The experience was surreal. The weapons we made were not anatomically correct. I never thought they could be mistaken for a real gun. They were brightly coloured, like toys. But then as the photo shoot progressed it became apparent that there was a lethal beauty in the brightly coloured objects. Like in nature, when an insect is bright red or yellow it is a warning sign. Danger, poison, beware. It was a deadly allure, dark, scary and compelling.
“Bones” is about trophy hunting. In this haunting collection, you ceremoniously adorn the skeletons of endangered species—resin casts of eland, wildebeest, chimpanzee—in death masks made of colourful beads. How bad is the problem and in which part of Africa is it most common?

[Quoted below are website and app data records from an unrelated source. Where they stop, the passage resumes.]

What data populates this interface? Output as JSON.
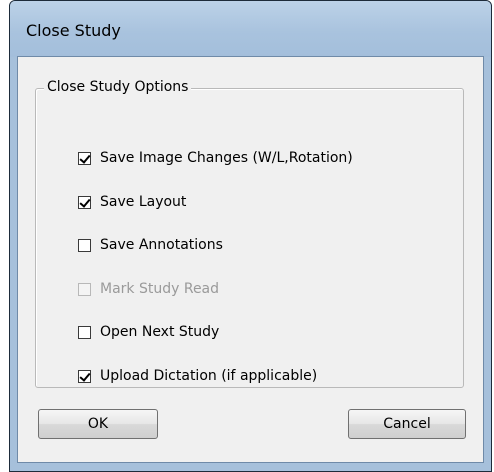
{
  "window": {
    "title": "Close Study"
  },
  "group": {
    "legend": "Close Study Options"
  },
  "options": [
    {
      "label": "Save Image Changes (W/L,Rotation)",
      "checked": true,
      "enabled": true
    },
    {
      "label": "Save Layout",
      "checked": true,
      "enabled": true
    },
    {
      "label": "Save Annotations",
      "checked": false,
      "enabled": true
    },
    {
      "label": "Mark Study Read",
      "checked": false,
      "enabled": false
    },
    {
      "label": "Open Next Study",
      "checked": false,
      "enabled": true
    },
    {
      "label": "Upload Dictation (if applicable)",
      "checked": true,
      "enabled": true
    }
  ],
  "buttons": {
    "ok": "OK",
    "cancel": "Cancel"
  },
  "colors": {
    "titlebar": "#a9c3de",
    "dialog_bg": "#f0f0f0",
    "disabled_text": "#9a9a9a"
  }
}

To know how bad it is you only have to look to the idiot sons of a deranged president. Imagine that you’ve never been outside the United States, never travelled, never seen the world beyond your doorstep. Then one day you buy a high-powered rifle, check it in on a Delta flight from Atlanta to Johannesburg (BTW Delta does not charge the normal baggage fees as a nod to the NRA). When you land you are whisked away to a seven-star resort where you are taken in a Land Rover to kill animals. For the right price, you can shoot an elephant, a cheetah, a lion or a Northern White Rhino. When you are finally standing with your boot on the dead animal’s head, it is an Instagram moment.
I got sick of seeing a bunch of Ted Nugent-looking creeps sitting in Delta Premium Economy with their bush jackets and khaki pants.

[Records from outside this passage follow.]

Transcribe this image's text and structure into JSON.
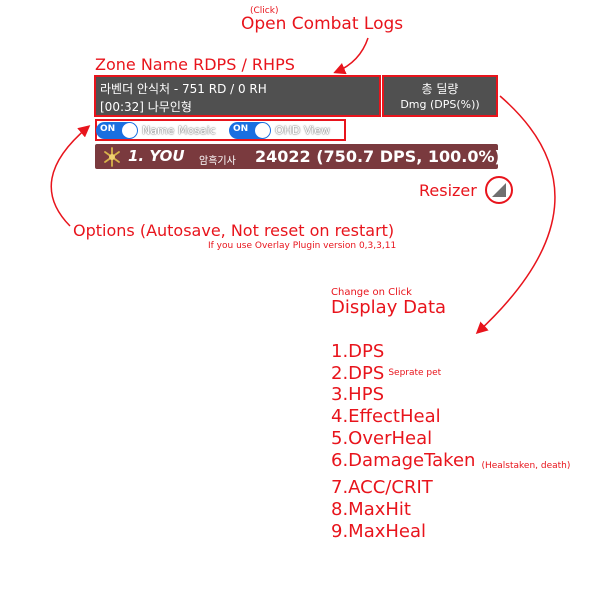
{
  "annotations": {
    "click_note": "(Click)",
    "open_logs": "Open Combat Logs",
    "zone_label": "Zone Name  RDPS / RHPS",
    "resizer": "Resizer",
    "options": "Options (Autosave, Not reset on restart)",
    "plugin_note": "If you use Overlay Plugin version 0,3,3,11",
    "change_note": "Change on Click",
    "display_data": "Display Data",
    "display_items": [
      {
        "text": "1.DPS",
        "note": ""
      },
      {
        "text": "2.DPS",
        "note": "Seprate pet"
      },
      {
        "text": "3.HPS",
        "note": ""
      },
      {
        "text": "4.EffectHeal",
        "note": ""
      },
      {
        "text": "5.OverHeal",
        "note": ""
      },
      {
        "text": "6.DamageTaken",
        "note": "(Healstaken, death)"
      },
      {
        "text": "7.ACC/CRIT",
        "note": ""
      },
      {
        "text": "8.MaxHit",
        "note": ""
      },
      {
        "text": "9.MaxHeal",
        "note": ""
      }
    ]
  },
  "overlay": {
    "zone_line": "라벤더 안식처 - 751 RD / 0 RH",
    "encounter_line": "[00:32] 나무인형",
    "total_title": "총 딜량",
    "total_sub": "Dmg (DPS(%))",
    "options": [
      {
        "state": "ON",
        "label": "Name Mosaic"
      },
      {
        "state": "ON",
        "label": "OHD View"
      }
    ],
    "row": {
      "rank_name": "1. YOU",
      "job": "암흑기사",
      "damage": "24022 (750.7 DPS, 100.0%)"
    }
  },
  "colors": {
    "annotation": "#e8141c",
    "header_bg": "#505050",
    "row_bg": "#7a3a3e",
    "toggle_on": "#1a6fe0"
  },
  "icons": {
    "job": "dark-knight-job-icon",
    "resizer": "resize-handle-icon"
  }
}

Whatever happened to “Take nothing but pictures, leave nothing but footprints, kill nothing but time”?
Who are your greatest influences? Any artists who have effectively depicted issues of oppression and violence whom you like?
For me, William Kentridge is hands down the best artist in the world. He paints, draws, sculpts, makes films, produces amazing animation, directs theatre, designs sets, stages operas and on and on. Everything he does is to perfection. I have never felt a moment’s boredom looking at his work. I am always amazed. It’s personal, poignant and transcendent.

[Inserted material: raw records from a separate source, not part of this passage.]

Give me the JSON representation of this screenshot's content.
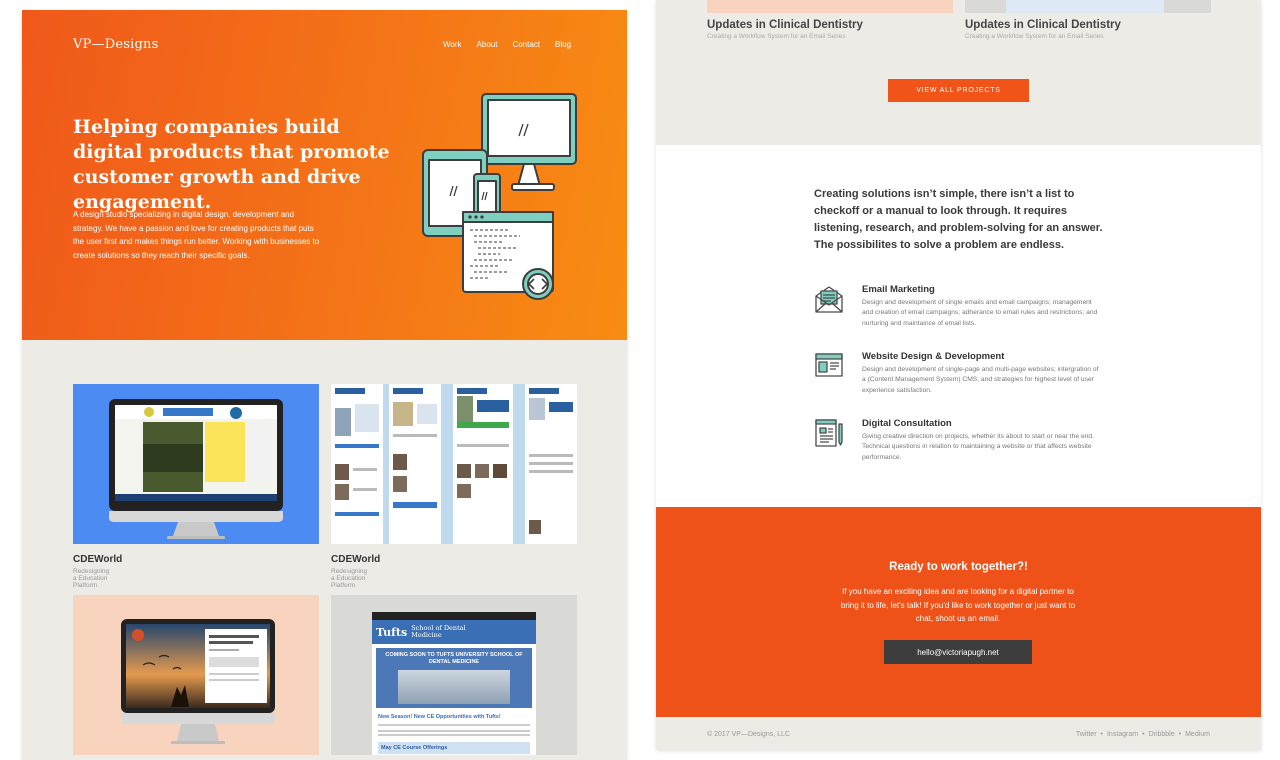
{
  "site": {
    "logo": "VP—Designs",
    "nav": [
      "Work",
      "About",
      "Contact",
      "Blog"
    ]
  },
  "hero": {
    "headline": "Helping companies build digital products that promote customer growth and drive engagement.",
    "body": "A design studio specializing in digital design, development and strategy. We have a passion and love for creating products that puts the user first and makes things run better. Working with businesses to create solutions so they reach their specific goals."
  },
  "projects": [
    {
      "title": "CDEWorld",
      "subtitle": "Redesigning a Education Platform"
    },
    {
      "title": "CDEWorld",
      "subtitle": "Redesigning a Education Platform"
    },
    {
      "title": "Updates in Clinical Dentistry",
      "subtitle": "Creating a Workflow System for an Email Series"
    },
    {
      "title": "Updates in Clinical Dentistry",
      "subtitle": "Creating a Workflow System for an Email Series"
    }
  ],
  "tufts_email": {
    "brand": "Tufts",
    "school": "School of Dental Medicine",
    "banner": "COMING SOON TO TUFTS UNIVERSITY SCHOOL OF DENTAL MEDICINE",
    "headline": "New Season! New CE Opportunities with Tufts!",
    "section": "May CE Course Offerings"
  },
  "view_all_label": "VIEW ALL PROJECTS",
  "intro": "Creating solutions isn’t simple, there isn’t a list to checkoff or a manual to look through. It requires listening, research, and problem-solving for an answer. The possibilites to solve a problem are endless.",
  "services": [
    {
      "title": "Email Marketing",
      "icon": "email-envelope-icon",
      "desc": "Design and development of single emails and email campaigns; management and creation of email campaigns; adherance to email rules and restrictions; and nurturing and maintaince of email lists."
    },
    {
      "title": "Website Design & Development",
      "icon": "browser-window-icon",
      "desc": "Design and development of single-page and multi-page websites; intergration of a (Content Management System) CMS; and strategies for highest level of user experience satisfaction."
    },
    {
      "title": "Digital Consultation",
      "icon": "document-pen-icon",
      "desc": "Giving creative direction on projects, whether its about to start or near the end. Technical questions in relation to maintaining a website or that affects website performance."
    }
  ],
  "cta": {
    "title": "Ready to work together?!",
    "body": "If you have an exciting idea and are looking for a digital partner to bring it to life, let's talk! If you'd like to work together or just want to chat, shoot us an email.",
    "email": "hello@victoriapugh.net"
  },
  "footer": {
    "copyright": "© 2017 VP—Designs, LLC",
    "social": [
      "Twitter",
      "Instagram",
      "Dribbble",
      "Medium"
    ],
    "separator": "•"
  },
  "colors": {
    "accent": "#f15419",
    "hero_start": "#f0581a",
    "hero_end": "#f88c12",
    "dark_button": "#3d3d3d",
    "icon_teal": "#7ecfbf"
  }
}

What are you working on right now?
Currently my Casspir is at Pioneer Works in Redhook, Brooklyn. We took it there for 1-54 Art Fair. It was loaded onto a ship in Durban, South Africa and accidentally unloaded in Bremerhaven, Germany. It arrived at the Port of New Jersey without a moment to spare. What a surreal experience seeing flatbedded through the NY rush hour traffic.
Connected to the project, I have just completed the prints that are a companion piece to the Casspir. We shot several days in Kliptown Soweto, where we recreated riot scenes from the 80s and 90s. It was a big shoot with SFX and extras. Along with the photos we shot a documentary about the process of beading the Casspir and interviewed South Africans old enough to remember apartheid about their memories and recollections.
I am also editing a feature film I directed in South Africa last year. It is a modern-day adaptation of Dostoyevsky’s Crime and Punishment. It is in Sepedi and Setswana and was shot in central Johannesburg.
In addition to the photographs and films, my wife and I just hosted a big show in The Downtown LA Arts District called “Hidden Rooms”, “Art At The Rendon”. Over eighty artists activated the empty, decaying Rendon Hotel. Each artist had a room to themselves and full creative freedom to do as they like. The results were spectacular. Street artists, installation artists, fine artists, graffiti writers, conceptual artists all coming together with a sense of community and purpose. The event ran for three days in June.